Underground. Undertaken. Underpinned. Understated. Of these various under words, the one that tends to fit Canadian horror is “understated.” From the halcyon days of “Black Christmas” and the early work of David Cronenberg up to more recent fare including “Blood Quantum” and “Bloodthirsty,” Canada has produced much distinctive work in the genre, often benefiting from government subsidies and making a virtue of restricted budget and other resources. Filmmakers focus on atmosphere, character interaction and perhaps above all concept, exploiting simple ideas to create films that are unsettling and at times outright terrifying.
The Breach, directed by Rodrigo Gudiño (“The Last Will and Testament of Rosalind Leigh”) and written by Ian Weir and Craig Davidson (based on the Audible Original by Nick Cutter) is a Canadian curio that relies on understatement amongst its performers as well as some gorgeous scenery. We open on this scenery as a solitary canoe drifts down a river, surrounded by trees and a stunning sky. As the canoe floats past a family picnicking by the river, we gather from their reactions that there is something unpleasant in that canoe, before the title of the film fills the frame and we launch into a title sequence that takes us through mysterious clouds and lights. These credits are reminiscent of the opening of “Event Horizon” as well as the end of “Wounds,” and that will not be the last recall that Gudiño’s film provides.
Once the object in the canoe is inspected by police chief John Hawkins (Allan Hawco, “Midnight at the Paradise”), the mystery deepens and John sets off to investigate further with his ex-girlfriend Meg Fullbright (Emily Alatalo, “Spare Parts”), who knows the river and forest and hires out boats, and her ex-boyfriend Jacob Redgrave (Wesley French, “Trouble in the Garden”), who is also the local coroner. Thus, the tensions between our central three characters are established, and the film mechanically reminds us of these tensions periodically. This is but the first of a number of unnecessary details in the film that demonstrate overwriting, detracting from the central premise that is itself overly complicated.
Our heroes find a grand old mansion in the woods, which initially seems to be isolated yet also remarkably well-equipped. They understandably ask, “Who builds a place like this in the woods?” and no answer is provided by the film other than “We want to make a scary house movie and cabin in the woods was too clichéd.” Clichés are fine when used well, as both “The Cabin in the Woods” and 2013’s “Evil Dead” demonstrate.
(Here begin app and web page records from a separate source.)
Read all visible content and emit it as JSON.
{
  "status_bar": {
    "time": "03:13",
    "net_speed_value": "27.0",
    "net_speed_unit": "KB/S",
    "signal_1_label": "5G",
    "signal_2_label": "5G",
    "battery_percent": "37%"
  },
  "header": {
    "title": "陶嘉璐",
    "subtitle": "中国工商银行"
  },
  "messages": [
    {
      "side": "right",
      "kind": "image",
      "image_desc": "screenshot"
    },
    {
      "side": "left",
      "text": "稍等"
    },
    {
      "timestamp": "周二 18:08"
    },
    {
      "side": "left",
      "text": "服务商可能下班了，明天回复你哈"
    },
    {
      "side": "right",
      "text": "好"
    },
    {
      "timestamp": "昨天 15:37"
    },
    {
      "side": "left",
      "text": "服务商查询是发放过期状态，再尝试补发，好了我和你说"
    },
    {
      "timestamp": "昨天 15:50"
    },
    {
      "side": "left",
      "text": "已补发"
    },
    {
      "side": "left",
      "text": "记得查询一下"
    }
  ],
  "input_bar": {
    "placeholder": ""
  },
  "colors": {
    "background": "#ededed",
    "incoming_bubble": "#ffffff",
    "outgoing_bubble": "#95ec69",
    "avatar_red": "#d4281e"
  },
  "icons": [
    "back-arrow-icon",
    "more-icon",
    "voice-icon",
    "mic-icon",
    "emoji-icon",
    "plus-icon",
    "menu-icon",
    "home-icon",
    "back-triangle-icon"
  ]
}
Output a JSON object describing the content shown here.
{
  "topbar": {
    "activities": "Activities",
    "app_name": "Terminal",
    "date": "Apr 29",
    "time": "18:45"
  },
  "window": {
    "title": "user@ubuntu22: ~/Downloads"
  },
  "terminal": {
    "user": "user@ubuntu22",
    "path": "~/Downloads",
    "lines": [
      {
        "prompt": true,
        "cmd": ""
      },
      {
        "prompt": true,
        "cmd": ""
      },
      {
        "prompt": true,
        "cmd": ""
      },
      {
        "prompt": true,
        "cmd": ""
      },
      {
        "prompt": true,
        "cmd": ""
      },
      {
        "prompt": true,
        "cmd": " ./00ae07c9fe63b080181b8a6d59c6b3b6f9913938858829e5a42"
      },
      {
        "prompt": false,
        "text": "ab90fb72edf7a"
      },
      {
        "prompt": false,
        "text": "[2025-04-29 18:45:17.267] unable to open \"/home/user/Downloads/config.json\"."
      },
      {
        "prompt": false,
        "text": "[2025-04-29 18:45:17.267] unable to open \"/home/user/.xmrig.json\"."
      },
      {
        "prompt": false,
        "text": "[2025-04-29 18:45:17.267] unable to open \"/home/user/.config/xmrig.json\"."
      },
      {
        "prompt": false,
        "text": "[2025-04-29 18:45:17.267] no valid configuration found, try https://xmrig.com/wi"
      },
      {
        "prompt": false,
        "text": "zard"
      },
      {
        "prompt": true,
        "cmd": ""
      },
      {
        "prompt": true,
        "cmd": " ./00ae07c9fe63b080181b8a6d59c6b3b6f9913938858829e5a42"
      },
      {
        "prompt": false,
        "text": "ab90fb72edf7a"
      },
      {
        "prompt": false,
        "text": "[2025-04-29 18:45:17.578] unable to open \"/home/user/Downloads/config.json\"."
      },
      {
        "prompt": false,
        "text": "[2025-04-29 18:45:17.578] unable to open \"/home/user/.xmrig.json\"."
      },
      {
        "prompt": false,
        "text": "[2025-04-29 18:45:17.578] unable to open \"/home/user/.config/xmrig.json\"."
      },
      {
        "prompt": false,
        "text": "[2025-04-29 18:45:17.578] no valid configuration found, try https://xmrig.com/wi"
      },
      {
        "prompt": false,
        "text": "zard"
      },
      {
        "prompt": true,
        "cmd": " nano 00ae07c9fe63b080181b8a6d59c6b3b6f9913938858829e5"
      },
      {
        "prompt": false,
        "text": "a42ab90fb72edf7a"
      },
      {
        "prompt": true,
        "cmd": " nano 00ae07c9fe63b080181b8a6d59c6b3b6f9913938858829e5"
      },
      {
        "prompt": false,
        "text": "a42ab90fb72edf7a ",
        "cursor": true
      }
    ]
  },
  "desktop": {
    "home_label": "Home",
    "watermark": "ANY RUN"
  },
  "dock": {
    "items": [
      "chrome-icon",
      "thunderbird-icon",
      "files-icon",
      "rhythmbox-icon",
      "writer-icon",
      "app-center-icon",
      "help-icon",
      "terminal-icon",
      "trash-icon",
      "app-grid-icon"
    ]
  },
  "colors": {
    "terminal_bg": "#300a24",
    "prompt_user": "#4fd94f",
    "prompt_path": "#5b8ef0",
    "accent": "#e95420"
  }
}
However, when the attempts to avoid clichés mean recourse to others, it leads to a deeply unsatisfying experience. The mansion is described as older than it should be, but we do not learn why. The power systems of the house have been repurposed, but we do not understand how. A further family dynamic featuring Linda Parsons (Natalie Brown, “Blood Honey”) is introduced that includes undefined drama and such pet names as Tinkerbell. This family seem to have wandered in from another film, suggesting a lack of faith in the central three. Granted, they are quite dull, the performances perfunctory at best.
Also perfunctory is the over-plotting to explain a rogue scientific experiment — aren’t they all? — which recalls “From Beyond” as well as “The Mist” and even “REC,” but brings none of the atmosphere, menace or drama of any of these. There are some very gory moments with some admittedly creative designs, but the inclusion of gore seems more like compensation for a lack of commitment to the other aspects of the film. Gudiño’s direction is often flat and clumsy, such as fast cuts when John, Meg and Jake discover things that we know are weird because they repeatedly say, “No fucking way.” Worse are the rather feeble action sequences that feature little visual flair and indeed contradict earlier instances. Further contradictions emerge when the isolated aspect of the mansion is removed for reasons best described as plot; suggestions are made of a global conspiracy that is supported by discussion of peanut butter (seriously); the juxtaposition of both scientific and occult tropes adds to the irritating hodgepodge that the film increasingly collapses into.
The Breach is a victim of an affliction found in many horror films, as well as action and, perhaps to a lesser extent, science fiction. When you look at some of the most effective horror films, from “Shivers” to “The Shining” to “Hellraiser” to “Ringu,” as well as modern efforts like “It Follows” and “The Babadook,” they are simple stories creatively told. The Breach, however, is a convoluted assemblage of stories, tropes and clichés, jumbled together with little focus or clarity. We do not get drawn into the character dynamics nor indeed the (admittedly dangerous) situation, because the film expends too much effort on introducing new weird or gruesome things to maintain attention. The end result is an unengaging mess that recalls enough better films that you may well wish you are watching those instead. The unwieldy collection of different elements overwhelm each other, but the viewer is left thoroughly underwhelmed.